Nowhere across Africa is the message that its people want a way out of what I call “the four Ds” – death, disease, disaster and despair – more resounding than among the continent’s journalists.

In nation after nation, they are attempting to inform their people of their rights and encourage them to hold their governments accountable. For that, many of them are being held accountable in the most draconian ways.

I have seen this first hand in Zimbabwe, where Robert Mugabe’s regime has long attempted to conceal the repression of its people.

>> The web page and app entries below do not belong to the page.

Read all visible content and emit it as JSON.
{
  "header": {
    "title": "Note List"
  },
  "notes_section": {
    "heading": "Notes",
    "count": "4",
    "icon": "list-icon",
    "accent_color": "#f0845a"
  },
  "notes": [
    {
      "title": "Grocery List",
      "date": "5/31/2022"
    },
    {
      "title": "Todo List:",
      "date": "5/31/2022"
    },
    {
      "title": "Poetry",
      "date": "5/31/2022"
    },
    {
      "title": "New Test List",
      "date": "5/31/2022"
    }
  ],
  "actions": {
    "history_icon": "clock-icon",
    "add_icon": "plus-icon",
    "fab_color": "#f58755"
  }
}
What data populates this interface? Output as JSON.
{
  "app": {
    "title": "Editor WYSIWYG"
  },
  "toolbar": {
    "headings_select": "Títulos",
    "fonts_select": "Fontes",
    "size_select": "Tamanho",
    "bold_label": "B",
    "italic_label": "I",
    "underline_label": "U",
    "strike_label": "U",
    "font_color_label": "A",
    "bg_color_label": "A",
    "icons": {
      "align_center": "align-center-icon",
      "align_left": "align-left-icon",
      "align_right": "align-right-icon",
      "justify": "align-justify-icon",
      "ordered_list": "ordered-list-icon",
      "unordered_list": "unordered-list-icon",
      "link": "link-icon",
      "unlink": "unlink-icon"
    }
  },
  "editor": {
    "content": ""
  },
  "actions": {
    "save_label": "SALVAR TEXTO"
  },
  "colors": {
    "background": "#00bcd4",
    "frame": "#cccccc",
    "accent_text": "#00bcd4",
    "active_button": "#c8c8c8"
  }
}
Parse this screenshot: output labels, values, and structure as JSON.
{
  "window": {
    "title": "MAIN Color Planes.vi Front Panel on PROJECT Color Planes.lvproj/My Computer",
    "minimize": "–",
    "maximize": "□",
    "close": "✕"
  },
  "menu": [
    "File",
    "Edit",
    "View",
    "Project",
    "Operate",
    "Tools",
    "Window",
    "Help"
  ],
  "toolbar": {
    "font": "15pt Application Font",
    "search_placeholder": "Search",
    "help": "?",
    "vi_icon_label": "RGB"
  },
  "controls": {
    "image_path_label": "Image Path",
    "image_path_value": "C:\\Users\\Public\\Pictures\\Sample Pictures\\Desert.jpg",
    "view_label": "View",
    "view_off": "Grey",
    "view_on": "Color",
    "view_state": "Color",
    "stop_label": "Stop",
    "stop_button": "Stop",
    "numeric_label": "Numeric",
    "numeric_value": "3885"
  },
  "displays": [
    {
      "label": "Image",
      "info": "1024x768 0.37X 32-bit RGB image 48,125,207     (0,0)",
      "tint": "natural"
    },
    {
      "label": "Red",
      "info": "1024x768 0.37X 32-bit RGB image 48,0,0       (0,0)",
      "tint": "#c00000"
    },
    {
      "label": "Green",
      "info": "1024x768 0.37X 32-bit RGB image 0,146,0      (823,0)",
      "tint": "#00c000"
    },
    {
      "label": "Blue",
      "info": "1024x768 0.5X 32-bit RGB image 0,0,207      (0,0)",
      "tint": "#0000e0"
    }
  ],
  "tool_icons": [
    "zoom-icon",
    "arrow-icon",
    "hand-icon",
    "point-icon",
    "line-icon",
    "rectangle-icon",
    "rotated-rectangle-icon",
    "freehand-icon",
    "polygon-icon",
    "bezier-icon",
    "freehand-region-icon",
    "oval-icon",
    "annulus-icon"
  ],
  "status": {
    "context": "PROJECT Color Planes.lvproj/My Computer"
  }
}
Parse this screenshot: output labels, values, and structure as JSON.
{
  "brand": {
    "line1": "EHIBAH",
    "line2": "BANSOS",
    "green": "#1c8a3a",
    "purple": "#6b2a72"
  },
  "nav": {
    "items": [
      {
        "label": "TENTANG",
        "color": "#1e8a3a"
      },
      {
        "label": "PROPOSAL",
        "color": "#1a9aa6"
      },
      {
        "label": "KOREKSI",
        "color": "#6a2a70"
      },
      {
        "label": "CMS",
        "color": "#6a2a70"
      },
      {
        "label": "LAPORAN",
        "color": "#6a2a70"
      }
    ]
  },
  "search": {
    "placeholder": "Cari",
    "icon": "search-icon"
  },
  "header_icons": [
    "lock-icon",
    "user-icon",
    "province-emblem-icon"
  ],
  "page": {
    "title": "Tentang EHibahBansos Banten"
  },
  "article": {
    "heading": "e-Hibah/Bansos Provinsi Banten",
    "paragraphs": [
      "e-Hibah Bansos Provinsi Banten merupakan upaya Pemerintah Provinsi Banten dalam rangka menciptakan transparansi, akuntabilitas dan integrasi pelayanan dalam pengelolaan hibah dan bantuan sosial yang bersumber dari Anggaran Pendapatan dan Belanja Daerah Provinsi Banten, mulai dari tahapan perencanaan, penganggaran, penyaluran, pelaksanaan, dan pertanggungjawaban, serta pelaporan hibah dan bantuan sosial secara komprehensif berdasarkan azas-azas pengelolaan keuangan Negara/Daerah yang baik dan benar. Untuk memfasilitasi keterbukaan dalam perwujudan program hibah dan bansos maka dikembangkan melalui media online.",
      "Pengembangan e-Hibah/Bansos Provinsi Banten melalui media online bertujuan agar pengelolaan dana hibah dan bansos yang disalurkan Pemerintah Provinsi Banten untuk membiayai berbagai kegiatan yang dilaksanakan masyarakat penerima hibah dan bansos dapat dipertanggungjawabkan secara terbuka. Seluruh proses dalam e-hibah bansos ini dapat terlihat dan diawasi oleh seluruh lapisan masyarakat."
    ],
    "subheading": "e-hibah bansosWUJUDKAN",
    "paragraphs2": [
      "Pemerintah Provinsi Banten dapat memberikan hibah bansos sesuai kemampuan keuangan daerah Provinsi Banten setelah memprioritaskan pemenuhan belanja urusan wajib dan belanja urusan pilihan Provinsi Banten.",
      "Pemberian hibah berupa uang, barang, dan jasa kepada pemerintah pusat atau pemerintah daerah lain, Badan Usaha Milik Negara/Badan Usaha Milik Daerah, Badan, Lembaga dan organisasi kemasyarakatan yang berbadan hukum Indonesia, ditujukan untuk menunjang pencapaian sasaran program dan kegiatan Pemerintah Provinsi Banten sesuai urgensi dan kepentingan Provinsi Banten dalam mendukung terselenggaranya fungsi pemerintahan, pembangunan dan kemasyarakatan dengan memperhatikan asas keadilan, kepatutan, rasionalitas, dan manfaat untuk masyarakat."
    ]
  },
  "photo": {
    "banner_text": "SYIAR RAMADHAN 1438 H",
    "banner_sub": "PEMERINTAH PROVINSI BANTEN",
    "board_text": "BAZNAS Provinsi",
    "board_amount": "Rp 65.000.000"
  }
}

Journalists have fought back and continue to yell truth to power, although they still face the prospect of jail as a consequence.

And most recently, I have seen it in Ethiopia, where Eskinder Nega, a journalist I visited seven years ago in Kalati Prison, along with his pregnant wife, Serkalem Fasil (who gave birth in prison) is back there on charges of terrorism. What appears to have been his crime is that he also continues to tell, if not yell, truth to power, although the government is actually prosecuting him for what they say is his membership in a terrorist network that advocates violence. As proof, during his trial they showed a video in which he questioned whether an Arab Spring-type uprising could ever happen in Ethiopia.

The government has empowered itself to prosecute what they see as dissent like this with a sweeping anti-terrorism law that is, effectively, a weapon that can be used against anyone daring to criticize the government in a way the government doesn’t like.

One journalist who published Eskinder’s statement in court was also convicted, but got a suspended four-month sentence. Dozens of journalists have fled into exile and six have been charged with terrorism in absentia, according to the Committee to Protect Journalists (CPJ).

When I visited Ethiopia earlier this month with a colleague from the CPJ and the continent-wide project called the African Media Initiative, journalists we met with told us they all live in fear, calling the terrorism law a “game changer.” One foreigner working in Ethiopia told me: “There is a red line. The problem is, we don’t know where it is.” Read more…